INSPECTION METHOD COMPARISON TABLE FOR
"REFORMER" TUBE INSPECTION
|LOTIS|| EDDY CURRENT (ET)|| ULTASONICS (UT)
Capable of providing 3-Dimensional (3D) modeling of entire reformer tube network to assist in identification of Burner or Tunnel problems ||YES, QUEST's custom reformer software allows 3D modeling of reformer tubes to assist in overall maintenance. ||NO, All that is provided is tube retirement results. No problems with burners or tunnel regions are identified. ||NO, All that is provided is tube retirement results. No problems with burners or tunnel regions are identified.
||Can detect "early" stages of creep expansion before internal cracking (fissuring) occurs ||YES, Capable of detecting expansion down to 0.1% growth. This % of creep strain happens well before fissuring occurs. ||NO, Fissuring must be occurring before ET will detect any change. Generally, this is at 1% - 2% growth. ||NO, Fissuring must be occurring before UT will detect any change. Generally, this is at 1% - 2% growth.
||Accuracy>|| +/- 0.002" (0.051mm) ||+/- 5% Tube Wall Thickness ||+/- 0.020" (0.51mm)
||Inspection is effected by external rough As Cast surface ||NO, All results are based off the tube's interior machined surface. The quality of data is not effected by the rough exterior surface. ||YES, The external surface caused noise to be induced into the data creating a larger margin of error in the test results. ||YES, The external surface caused noise to be induced into the data creating a larger margin of error in the test results.
||Inspection covers 100% of the tube's Axial length ||YES, 100% of tube is examined from Upper Flange to bottom Reducer or Flange at 0.100" intervals.|| NO, Limited to only the region of the tube that is exposed in the fire box. Tube in the lower coffin area will also be skipped. ||NO, limited to only the region of the tube that is exposed in the fire box.

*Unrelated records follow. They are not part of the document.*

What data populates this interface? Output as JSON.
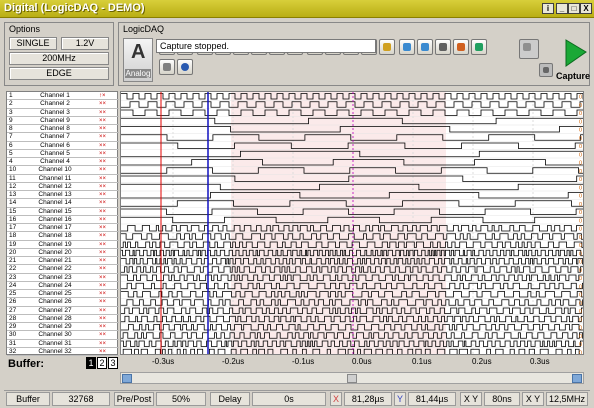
{
  "window": {
    "title": "Digital (LogicDAQ - DEMO)",
    "controls": [
      "i",
      "_",
      "□",
      "X"
    ]
  },
  "options": {
    "header": "Options",
    "mode": "SINGLE",
    "voltage": "1.2V",
    "rate": "200MHz",
    "trigger": "EDGE"
  },
  "device": {
    "header": "LogicDAQ",
    "analog_label": "Analog",
    "status_message": "Capture stopped.",
    "capture_label": "Capture"
  },
  "channels": [
    {
      "n": "1",
      "name": "Channel 1",
      "mark": "↑×"
    },
    {
      "n": "2",
      "name": "Channel 2",
      "mark": "××"
    },
    {
      "n": "3",
      "name": "Channel 3",
      "mark": "××"
    },
    {
      "n": "9",
      "name": "Channel 9",
      "mark": "××"
    },
    {
      "n": "8",
      "name": "Channel 8",
      "mark": "××"
    },
    {
      "n": "7",
      "name": "Channel 7",
      "mark": "××"
    },
    {
      "n": "6",
      "name": "Channel 6",
      "mark": "××"
    },
    {
      "n": "5",
      "name": "Channel 5",
      "mark": "××"
    },
    {
      "n": "4",
      "name": "Channel 4",
      "mark": "××"
    },
    {
      "n": "10",
      "name": "Channel 10",
      "mark": "××"
    },
    {
      "n": "11",
      "name": "Channel 11",
      "mark": "××"
    },
    {
      "n": "12",
      "name": "Channel 12",
      "mark": "××"
    },
    {
      "n": "13",
      "name": "Channel 13",
      "mark": "××"
    },
    {
      "n": "14",
      "name": "Channel 14",
      "mark": "××"
    },
    {
      "n": "15",
      "name": "Channel 15",
      "mark": "××"
    },
    {
      "n": "16",
      "name": "Channel 16",
      "mark": "××"
    },
    {
      "n": "17",
      "name": "Channel 17",
      "mark": "××"
    },
    {
      "n": "18",
      "name": "Channel 18",
      "mark": "××"
    },
    {
      "n": "19",
      "name": "Channel 19",
      "mark": "××"
    },
    {
      "n": "20",
      "name": "Channel 20",
      "mark": "××"
    },
    {
      "n": "21",
      "name": "Channel 21",
      "mark": "××"
    },
    {
      "n": "22",
      "name": "Channel 22",
      "mark": "××"
    },
    {
      "n": "23",
      "name": "Channel 23",
      "mark": "××"
    },
    {
      "n": "24",
      "name": "Channel 24",
      "mark": "××"
    },
    {
      "n": "25",
      "name": "Channel 25",
      "mark": "××"
    },
    {
      "n": "26",
      "name": "Channel 26",
      "mark": "××"
    },
    {
      "n": "27",
      "name": "Channel 27",
      "mark": "××"
    },
    {
      "n": "28",
      "name": "Channel 28",
      "mark": "××"
    },
    {
      "n": "29",
      "name": "Channel 29",
      "mark": "××"
    },
    {
      "n": "30",
      "name": "Channel 30",
      "mark": "××"
    },
    {
      "n": "31",
      "name": "Channel 31",
      "mark": "××"
    },
    {
      "n": "32",
      "name": "Channel 32",
      "mark": "××"
    }
  ],
  "buffer": {
    "label": "Buffer:",
    "options": [
      "1",
      "2",
      "3"
    ],
    "selected": "1"
  },
  "time_axis": [
    "-0.3us",
    "-0.2us",
    "-0.1us",
    "0.0us",
    "0.1us",
    "0.2us",
    "0.3us"
  ],
  "statusbar": {
    "buffer_label": "Buffer",
    "buffer_value": "32768",
    "prepost_label": "Pre/Post",
    "prepost_value": "50%",
    "delay_label": "Delay",
    "delay_value": "0s",
    "x_label": "X",
    "x_value": "81,28µs",
    "y_label": "Y",
    "y_value": "81,44µs",
    "xy_label": "X Y",
    "xy_value": "80ns",
    "freq_label": "X Y",
    "freq_value": "12,5MHz"
  },
  "colors": {
    "title_bar": "#c7bd22",
    "cursor_x": "#e00000",
    "cursor_y": "#1010c0",
    "trigger": "#c000c0",
    "signal": "#000000"
  }
}
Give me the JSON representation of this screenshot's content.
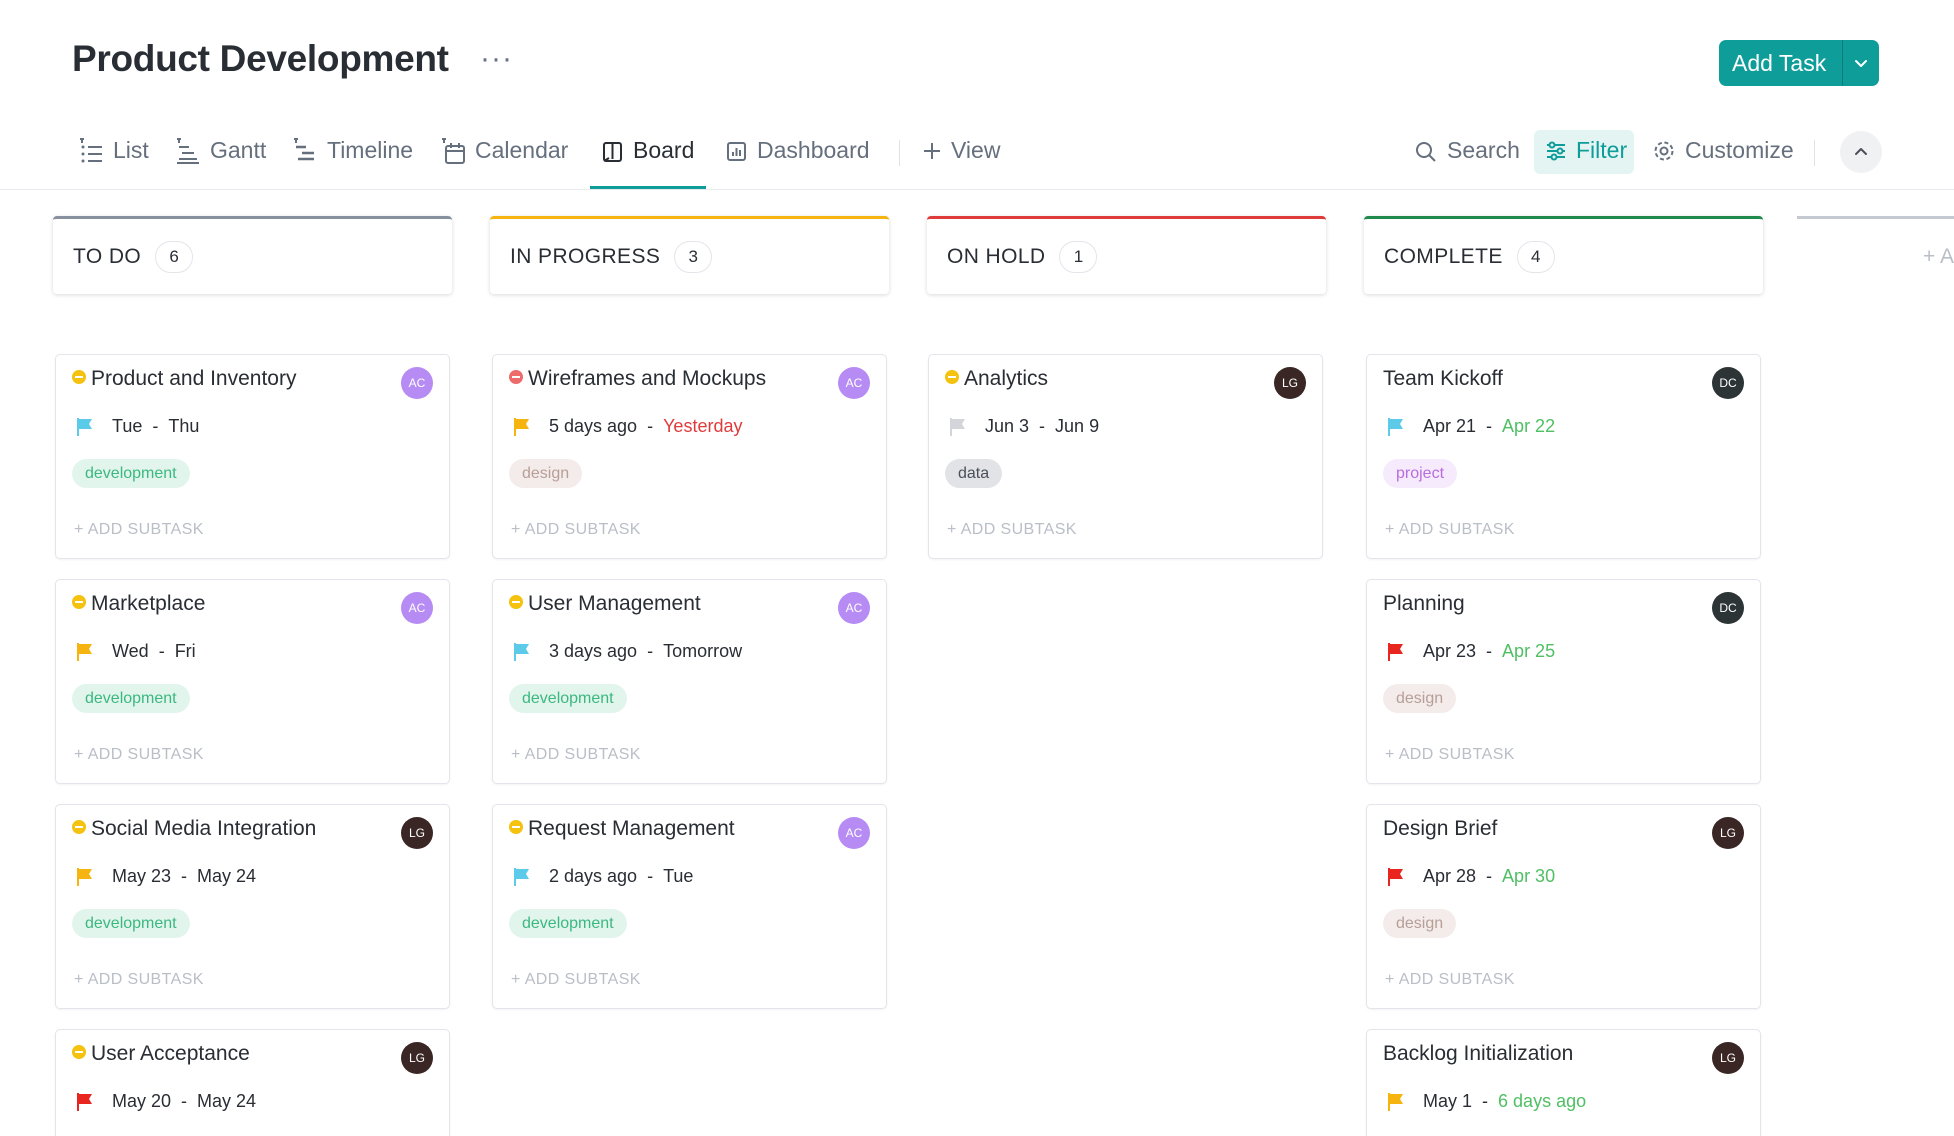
{
  "header": {
    "title": "Product Development",
    "more_label": "···",
    "add_task_label": "Add Task"
  },
  "tabs": [
    {
      "label": "List",
      "icon": "list-icon"
    },
    {
      "label": "Gantt",
      "icon": "gantt-icon"
    },
    {
      "label": "Timeline",
      "icon": "timeline-icon"
    },
    {
      "label": "Calendar",
      "icon": "calendar-icon"
    },
    {
      "label": "Board",
      "icon": "board-icon",
      "active": true
    },
    {
      "label": "Dashboard",
      "icon": "dashboard-icon"
    },
    {
      "label": "View",
      "icon": "plus-icon"
    }
  ],
  "toolbar": {
    "search_label": "Search",
    "filter_label": "Filter",
    "customize_label": "Customize"
  },
  "colors": {
    "accent": "#0f9d9a",
    "todo": "#87909e",
    "in_progress": "#f5b40f",
    "on_hold": "#e03b3b",
    "complete": "#1f8a4c",
    "tag_development_bg": "#e2f5ec",
    "tag_development_fg": "#3bb880",
    "tag_design_bg": "#f4ecea",
    "tag_design_fg": "#b79e97",
    "tag_data_bg": "#e2e3e6",
    "tag_data_fg": "#4a4f5a",
    "tag_project_bg": "#f6eafd",
    "tag_project_fg": "#b86ede",
    "date_red": "#e03b3b",
    "date_green": "#4fbf63"
  },
  "columns": [
    {
      "name": "TO DO",
      "count": "6",
      "cards": [
        {
          "title": "Product and Inventory",
          "status_color": "#f5c20f",
          "avatar": "AC",
          "avatar_color": "#b68cf4",
          "flag": "#5ccbea",
          "start": "Tue",
          "end": "Thu",
          "tag": "development",
          "subtask": "+ ADD SUBTASK"
        },
        {
          "title": "Marketplace",
          "status_color": "#f5c20f",
          "avatar": "AC",
          "avatar_color": "#b68cf4",
          "flag": "#f5b40f",
          "start": "Wed",
          "end": "Fri",
          "tag": "development",
          "subtask": "+ ADD SUBTASK"
        },
        {
          "title": "Social Media Integration",
          "status_color": "#f5c20f",
          "avatar": "LG",
          "avatar_color": "#3a2725",
          "flag": "#f5b40f",
          "start": "May 23",
          "end": "May 24",
          "tag": "development",
          "subtask": "+ ADD SUBTASK"
        },
        {
          "title": "User Acceptance",
          "status_color": "#f5c20f",
          "avatar": "LG",
          "avatar_color": "#3a2725",
          "flag": "#e8251f",
          "start": "May 20",
          "end": "May 24",
          "tag": "",
          "subtask": ""
        }
      ]
    },
    {
      "name": "IN PROGRESS",
      "count": "3",
      "cards": [
        {
          "title": "Wireframes and Mockups",
          "status_color": "#ee6b6b",
          "avatar": "AC",
          "avatar_color": "#b68cf4",
          "flag": "#f5b40f",
          "start": "5 days ago",
          "end": "Yesterday",
          "end_color": "#e03b3b",
          "tag": "design",
          "subtask": "+ ADD SUBTASK"
        },
        {
          "title": "User Management",
          "status_color": "#f5c20f",
          "avatar": "AC",
          "avatar_color": "#b68cf4",
          "flag": "#5ccbea",
          "start": "3 days ago",
          "end": "Tomorrow",
          "tag": "development",
          "subtask": "+ ADD SUBTASK"
        },
        {
          "title": "Request Management",
          "status_color": "#f5c20f",
          "avatar": "AC",
          "avatar_color": "#b68cf4",
          "flag": "#5ccbea",
          "start": "2 days ago",
          "end": "Tue",
          "tag": "development",
          "subtask": "+ ADD SUBTASK"
        }
      ]
    },
    {
      "name": "ON HOLD",
      "count": "1",
      "cards": [
        {
          "title": "Analytics",
          "status_color": "#f5c20f",
          "avatar": "LG",
          "avatar_color": "#3a2725",
          "flag": "#d3d5da",
          "start": "Jun 3",
          "end": "Jun 9",
          "tag": "data",
          "subtask": "+ ADD SUBTASK"
        }
      ]
    },
    {
      "name": "COMPLETE",
      "count": "4",
      "cards": [
        {
          "title": "Team Kickoff",
          "status_color": "",
          "avatar": "DC",
          "avatar_color": "#2d3436",
          "flag": "#5ccbea",
          "start": "Apr 21",
          "end": "Apr 22",
          "end_color": "#4fbf63",
          "tag": "project",
          "subtask": "+ ADD SUBTASK"
        },
        {
          "title": "Planning",
          "status_color": "",
          "avatar": "DC",
          "avatar_color": "#2d3436",
          "flag": "#e8251f",
          "start": "Apr 23",
          "end": "Apr 25",
          "end_color": "#4fbf63",
          "tag": "design",
          "subtask": "+ ADD SUBTASK"
        },
        {
          "title": "Design Brief",
          "status_color": "",
          "avatar": "LG",
          "avatar_color": "#3a2725",
          "flag": "#e8251f",
          "start": "Apr 28",
          "end": "Apr 30",
          "end_color": "#4fbf63",
          "tag": "design",
          "subtask": "+ ADD SUBTASK"
        },
        {
          "title": "Backlog Initialization",
          "status_color": "",
          "avatar": "LG",
          "avatar_color": "#3a2725",
          "flag": "#f5b40f",
          "start": "May 1",
          "end": "6 days ago",
          "end_color": "#4fbf63",
          "tag": "",
          "subtask": ""
        }
      ]
    }
  ],
  "ghost_column_label": "+ A"
}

Tube in the lower coffin area will also be skipped.
||Inspection covers 100% of the tube's Circumferential surface ||YES, 360 samples are taken circumferentially at 0.100" intervals down the tube. ||NO, Only a small portion (~60%) of the tubes circumferential surface is tested.|| NO, Only a small portion (~60%) of the tubes circumferential surface is tested.
||Inspection is Effected by Tube Bowing ||NO, The laser probe can negotiate tube bowing and there is no effect on the data quality ||YES, The external crawlers cannot climb the tube if it is bowed enough to limit spacing between adjacent tubes|| YES, the external crawlers cannot climb the tube if it is bowed enough to limit spacing between adjacent tubes
||Oxide Shedding on the tubes exterior effects Inspection Results|| NO, All results are based off the tube's interior machined surface.|| YES, Oxide shedding will be averaged into the overall tube wall loss which will over exaggerate the damage. ||YES, Oxide shedding will be averaged into the overall tube wall loss, which will over exaggerate the damage.
||Inspection Speed ||~3 Minutes per Tube ||~6 Minutes Per Tube ||~5 Minutes Per Tube
||Requires a coupling medium (i.e. water) ||NO|| NO ||YES, Requires the use of water or gel as a coupling medium on the tubes exterior in order to perform the exam. Water damages floor refractory at the base of the reformer.